Did you know that Van V. was one of the NYC intellectuals who helped resuscitate Herman Melville’s dead reputation with two essays in 1921? Van V. was also the guy behind breaking Stravinsky in the States, and he was the first serious dance critic in America. Zelig-like—I like that image. Actually, Van V. was a throw-back to the 1890s aesthetes, people like Oscar Wilde, Stephen Mallarme, and that other French poet, Baudelaire. Only difference, Carlo wore an assortment of masks and traveled freely in the highest stratum of society, lunching with grouchy Theodore Dreiser, having George Gershwin as his nightly piano player, and being one of the best friends to Scott and Zelda Fitzgerald. Besides which, he was James Weldon Johnson, Langston Hughes, and Ethel Waters’ closest white friend. And I don’t think those people (excepting Johnson) had many friends, period. Added to which, he was one of the few people to remain loyal to two complete rebels, Zora Hurston and Chester Himes. Carlo was a mighty, mighty cultural force in this republic’s artistic history.
This is why Americans should be interested in Carl Van Vechten. For my part, I’m interested in him because he’s from Iowa, because, like the early jazz cornetist Bix Beiderbecke, he was a well-off white boy from Iowa, although not only that.
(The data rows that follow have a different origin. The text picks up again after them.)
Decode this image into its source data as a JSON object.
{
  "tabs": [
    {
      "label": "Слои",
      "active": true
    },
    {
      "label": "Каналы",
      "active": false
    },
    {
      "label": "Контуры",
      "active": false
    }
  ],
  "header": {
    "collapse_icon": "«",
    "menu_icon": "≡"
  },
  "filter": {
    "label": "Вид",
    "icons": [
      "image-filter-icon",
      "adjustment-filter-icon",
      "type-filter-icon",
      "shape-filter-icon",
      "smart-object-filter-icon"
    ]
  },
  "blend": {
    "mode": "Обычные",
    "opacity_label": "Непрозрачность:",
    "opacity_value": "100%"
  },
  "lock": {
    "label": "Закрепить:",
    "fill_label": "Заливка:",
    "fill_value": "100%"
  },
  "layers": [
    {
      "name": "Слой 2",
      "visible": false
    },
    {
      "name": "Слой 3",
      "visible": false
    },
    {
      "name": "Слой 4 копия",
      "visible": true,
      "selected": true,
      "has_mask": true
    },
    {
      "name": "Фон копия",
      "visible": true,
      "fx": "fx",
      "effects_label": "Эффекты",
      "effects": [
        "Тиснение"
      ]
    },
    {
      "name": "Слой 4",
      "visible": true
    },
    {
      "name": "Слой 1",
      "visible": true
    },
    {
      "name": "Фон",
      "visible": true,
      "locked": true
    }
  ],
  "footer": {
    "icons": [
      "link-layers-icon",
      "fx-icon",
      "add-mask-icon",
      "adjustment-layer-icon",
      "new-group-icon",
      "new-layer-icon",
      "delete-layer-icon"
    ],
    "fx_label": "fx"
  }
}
He was a well-off white boy from Iowa who made his mark through black culture, a dangerous proposition in the 1920s. And, in retrospect, they both had an uncertain and equally dangerous sexual life. (Now throw in Grant Wood . . .)
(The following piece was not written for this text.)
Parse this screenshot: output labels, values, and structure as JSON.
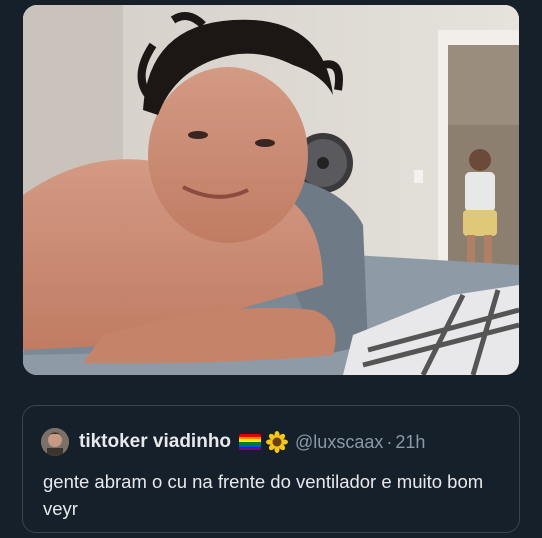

Despite being married, Van Vechten was clearly gay, and a new study of his homoerotic photography has just been published. In it, James Smalls expertly addresses VV’s various boundary-crossings:
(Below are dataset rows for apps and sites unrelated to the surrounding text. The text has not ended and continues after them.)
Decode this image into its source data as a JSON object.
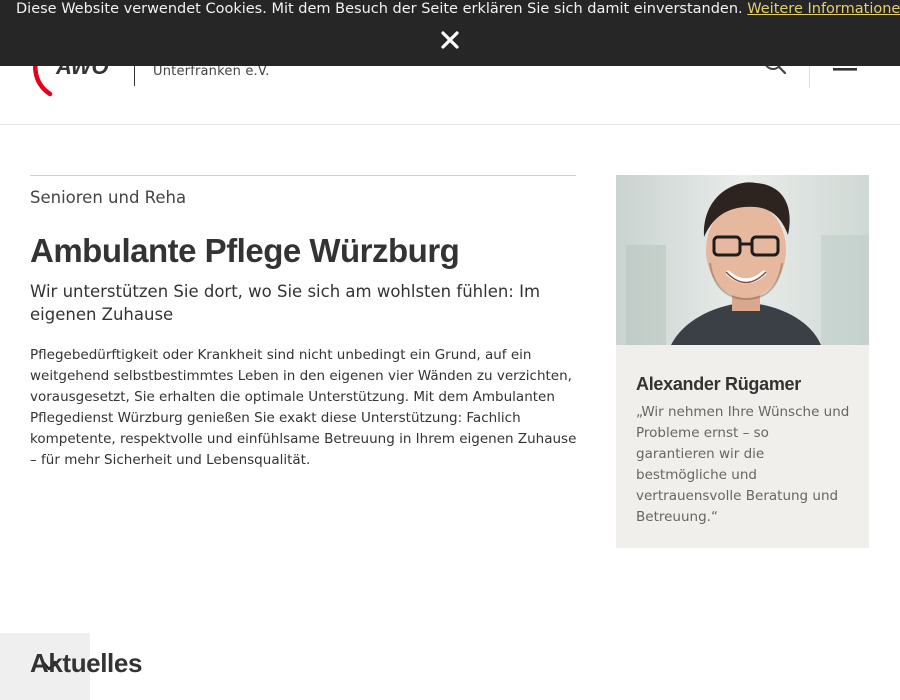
{
  "cookie_bar": {
    "message": "Diese Website verwendet Cookies. Mit dem Besuch der Seite erklären Sie sich damit einverstanden.",
    "link_label": "Weitere Informationen",
    "close_glyph": "×"
  },
  "header": {
    "org_line2": "Unterfranken e.V."
  },
  "main": {
    "category": "Senioren und Reha",
    "title": "Ambulante Pflege Würzburg",
    "subtitle": "Wir unterstützen Sie dort, wo Sie sich am wohlsten fühlen: Im eigenen Zuhause",
    "body": "Pflegebedürftigkeit oder Krankheit sind nicht unbedingt ein Grund, auf ein weitgehend selbstbestimmtes Leben in den eigenen vier Wänden zu verzichten, vorausgesetzt, Sie erhalten die optimale Unterstützung. Mit dem Ambulanten Pflegedienst Würzburg genießen Sie exakt diese Unterstützung: Fachlich kompetente, respektvolle und einfühlsame Betreuung in Ihrem eigenen Zuhause – für mehr Sicherheit und Lebensqualität."
  },
  "contact": {
    "name": "Alexander Rügamer",
    "quote": "„Wir nehmen Ihre Wünsche und Probleme ernst  – so garantieren wir die bestmögliche und vertrauensvolle Beratung und Betreuung.“"
  },
  "news": {
    "heading": "Aktuelles"
  },
  "colors": {
    "brand_red": "#e2001a",
    "cookie_bg": "#262626",
    "cookie_link": "#e3cf6a",
    "card_bg": "#f0efeb"
  },
  "icons": {
    "logo": "awo-logo",
    "search": "search-icon",
    "menu": "hamburger-menu-icon",
    "close": "close-icon",
    "collapse": "chevron-down-icon"
  }
}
In a review of Van Vechten’s notoriously salacious novel Nigger Heaven, which appeared in 1926, the playwright Avery Hopwood went so far as to jokingly alert readers to the possibility that Van Vechten was an imposter and not white at all [. . .] What Hopwood was hinting at was Van Vechten’s indulgence in what has been termed “racechange”—that is, the “traversing of race boundaries, racial imitation or impersonation, cross-racial mimicry or mutability, white posing as black passing as white, pan-racial mutuality.” The phenomenon, as forming a critical nexus in the birth and shifting foundations of American modernism, both unveils and questions interracial contacts and cross-cultural mixings. The dynamics of these cross currents are volatile, ongoing, incomplete, and, like identity itself, can not be denied, ignored, or oversimplified. As Van Vechten’s theatrical metaphor for Van Vechten who, in his social life, consciously played multiple roles through which he projected himself as avid guardian, artist, patron, victim, and savior to black America. His multiple social, literary, and artistic activities garnered him a key position in the social and cultural imagination of both whites and African Americans. The calculated and impassioned exploitation of African Americans and their culture was to become Van Vechten’s ticket to notoriety and fame.
Crossing. Passing. Traversing. A colleague at work once told me that, despite the prevailing stereotypes, he was convinced that Iowans are more cosmopolitan than many other Americans. It’s right in the middle of everything, he said. People are always passing through. Iowans are always leaving and always returning. Iowa, in other words, has propinquity.
Patron, victim, and savior. These words suggest that Van Vechten’s life was as complicated personally as it was socially. Michael Eric Dyson combines the two (the social & the personal) when he slams Bix Beiderbecke for stealing black culture: “A major way many white youth articulated their alienation, and affirmed their sanity, authenticity, and legitimacy, was by latching hold of the mores mediated through the artistic values of black culture as expressed in the imaginations and visions of its great artists. What happens is predictable: Bix becomes better known . . .” blah blah blah. It’s not true, but that hardly matters.
Of course, the more things change . . . Look at the stink over Sasha Frere-Jones & Stephin Merritt. The former is a music critic for The New Yorker. He thinks (bizarrely) that the latter, of the band The Magnetic Fields, is a “cracker.” Why? Because he is “intent on diminishing or excluding the work of African-American musicians.” How? He thinks hip hop sucks. “I think it’s shocking that we’re not allowed to play coon songs anymore,” Merritt has said, “but people both black and white, behave in more vicious caricatures of African-Americans than they had in the 19th century. It’s grotesque.”
I think Merritt’s right. It is grotesque. But that’s the point, or at least part of the point. This is black posing as white passing as black. Hip hop is dangerous stuff, and whether you go there, whether you cross that boundary or decide, for whatever reason, not to, still matters.
PREVIOUSLY: Van Vechten in these pages . . .
IMAGE: Untitled by Carl Van Vechten